[Saved entries]
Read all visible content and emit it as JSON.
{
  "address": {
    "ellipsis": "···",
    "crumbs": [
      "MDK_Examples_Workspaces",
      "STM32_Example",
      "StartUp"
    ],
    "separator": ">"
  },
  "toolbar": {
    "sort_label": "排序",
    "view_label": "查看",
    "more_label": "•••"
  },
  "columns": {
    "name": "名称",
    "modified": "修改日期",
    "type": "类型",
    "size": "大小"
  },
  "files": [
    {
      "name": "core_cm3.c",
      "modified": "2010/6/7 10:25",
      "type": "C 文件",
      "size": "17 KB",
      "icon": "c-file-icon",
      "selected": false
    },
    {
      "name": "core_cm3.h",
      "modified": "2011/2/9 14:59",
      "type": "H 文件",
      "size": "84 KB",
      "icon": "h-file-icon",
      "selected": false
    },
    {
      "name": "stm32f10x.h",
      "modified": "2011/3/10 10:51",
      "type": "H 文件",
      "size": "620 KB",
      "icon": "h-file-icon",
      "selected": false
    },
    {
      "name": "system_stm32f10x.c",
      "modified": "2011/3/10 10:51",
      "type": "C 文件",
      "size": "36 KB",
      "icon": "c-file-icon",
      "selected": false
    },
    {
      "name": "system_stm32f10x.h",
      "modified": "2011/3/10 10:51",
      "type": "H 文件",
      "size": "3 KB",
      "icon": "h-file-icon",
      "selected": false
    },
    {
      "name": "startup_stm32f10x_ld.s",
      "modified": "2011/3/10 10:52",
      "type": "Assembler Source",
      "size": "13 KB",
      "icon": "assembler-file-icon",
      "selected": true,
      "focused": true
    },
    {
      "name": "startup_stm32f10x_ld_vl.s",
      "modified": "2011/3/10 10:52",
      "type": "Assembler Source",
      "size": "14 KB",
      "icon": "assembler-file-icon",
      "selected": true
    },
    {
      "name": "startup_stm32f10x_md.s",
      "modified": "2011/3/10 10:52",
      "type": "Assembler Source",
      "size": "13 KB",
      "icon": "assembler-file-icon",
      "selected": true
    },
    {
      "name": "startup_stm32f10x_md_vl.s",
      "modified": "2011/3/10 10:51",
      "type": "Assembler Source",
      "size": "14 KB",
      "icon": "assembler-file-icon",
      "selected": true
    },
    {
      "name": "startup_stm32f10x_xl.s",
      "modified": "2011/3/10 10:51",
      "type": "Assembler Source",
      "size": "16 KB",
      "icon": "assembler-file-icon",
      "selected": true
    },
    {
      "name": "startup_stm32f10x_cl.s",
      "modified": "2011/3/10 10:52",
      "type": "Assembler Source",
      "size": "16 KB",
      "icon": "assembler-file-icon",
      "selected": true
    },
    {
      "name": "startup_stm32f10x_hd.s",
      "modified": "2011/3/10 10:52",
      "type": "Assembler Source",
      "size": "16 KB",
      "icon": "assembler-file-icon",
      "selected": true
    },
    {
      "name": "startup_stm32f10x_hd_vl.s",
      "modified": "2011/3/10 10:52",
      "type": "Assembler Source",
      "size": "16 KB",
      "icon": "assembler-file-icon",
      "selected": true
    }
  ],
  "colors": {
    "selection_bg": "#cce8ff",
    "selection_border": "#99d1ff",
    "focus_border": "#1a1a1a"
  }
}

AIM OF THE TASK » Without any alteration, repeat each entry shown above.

ANSWER SPACE »
Read all visible content and emit it as JSON.
{
  "address": {
    "ellipsis": "···",
    "crumbs": [
      "MDK_Examples_Workspaces",
      "STM32_Example",
      "StartUp"
    ],
    "separator": ">"
  },
  "toolbar": {
    "sort_label": "排序",
    "view_label": "查看",
    "more_label": "•••"
  },
  "columns": {
    "name": "名称",
    "modified": "修改日期",
    "type": "类型",
    "size": "大小"
  },
  "files": [
    {
      "name": "core_cm3.c",
      "modified": "2010/6/7 10:25",
      "type": "C 文件",
      "size": "17 KB",
      "icon": "c-file-icon",
      "selected": false
    },
    {
      "name": "core_cm3.h",
      "modified": "2011/2/9 14:59",
      "type": "H 文件",
      "size": "84 KB",
      "icon": "h-file-icon",
      "selected": false
    },
    {
      "name": "stm32f10x.h",
      "modified": "2011/3/10 10:51",
      "type": "H 文件",
      "size": "620 KB",
      "icon": "h-file-icon",
      "selected": false
    },
    {
      "name": "system_stm32f10x.c",
      "modified": "2011/3/10 10:51",
      "type": "C 文件",
      "size": "36 KB",
      "icon": "c-file-icon",
      "selected": false
    },
    {
      "name": "system_stm32f10x.h",
      "modified": "2011/3/10 10:51",
      "type": "H 文件",
      "size": "3 KB",
      "icon": "h-file-icon",
      "selected": false
    },
    {
      "name": "startup_stm32f10x_ld.s",
      "modified": "2011/3/10 10:52",
      "type": "Assembler Source",
      "size": "13 KB",
      "icon": "assembler-file-icon",
      "selected": true,
      "focused": true
    },
    {
      "name": "startup_stm32f10x_ld_vl.s",
      "modified": "2011/3/10 10:52",
      "type": "Assembler Source",
      "size": "14 KB",
      "icon": "assembler-file-icon",
      "selected": true
    },
    {
      "name": "startup_stm32f10x_md.s",
      "modified": "2011/3/10 10:52",
      "type": "Assembler Source",
      "size": "13 KB",
      "icon": "assembler-file-icon",
      "selected": true
    },
    {
      "name": "startup_stm32f10x_md_vl.s",
      "modified": "2011/3/10 10:51",
      "type": "Assembler Source",
      "size": "14 KB",
      "icon": "assembler-file-icon",
      "selected": true
    },
    {
      "name": "startup_stm32f10x_xl.s",
      "modified": "2011/3/10 10:51",
      "type": "Assembler Source",
      "size": "16 KB",
      "icon": "assembler-file-icon",
      "selected": true
    },
    {
      "name": "startup_stm32f10x_cl.s",
      "modified": "2011/3/10 10:52",
      "type": "Assembler Source",
      "size": "16 KB",
      "icon": "assembler-file-icon",
      "selected": true
    },
    {
      "name": "startup_stm32f10x_hd.s",
      "modified": "2011/3/10 10:52",
      "type": "Assembler Source",
      "size": "16 KB",
      "icon": "assembler-file-icon",
      "selected": true
    },
    {
      "name": "startup_stm32f10x_hd_vl.s",
      "modified": "2011/3/10 10:52",
      "type": "Assembler Source",
      "size": "16 KB",
      "icon": "assembler-file-icon",
      "selected": true
    }
  ],
  "colors": {
    "selection_bg": "#cce8ff",
    "selection_border": "#99d1ff",
    "focus_border": "#1a1a1a"
  }
}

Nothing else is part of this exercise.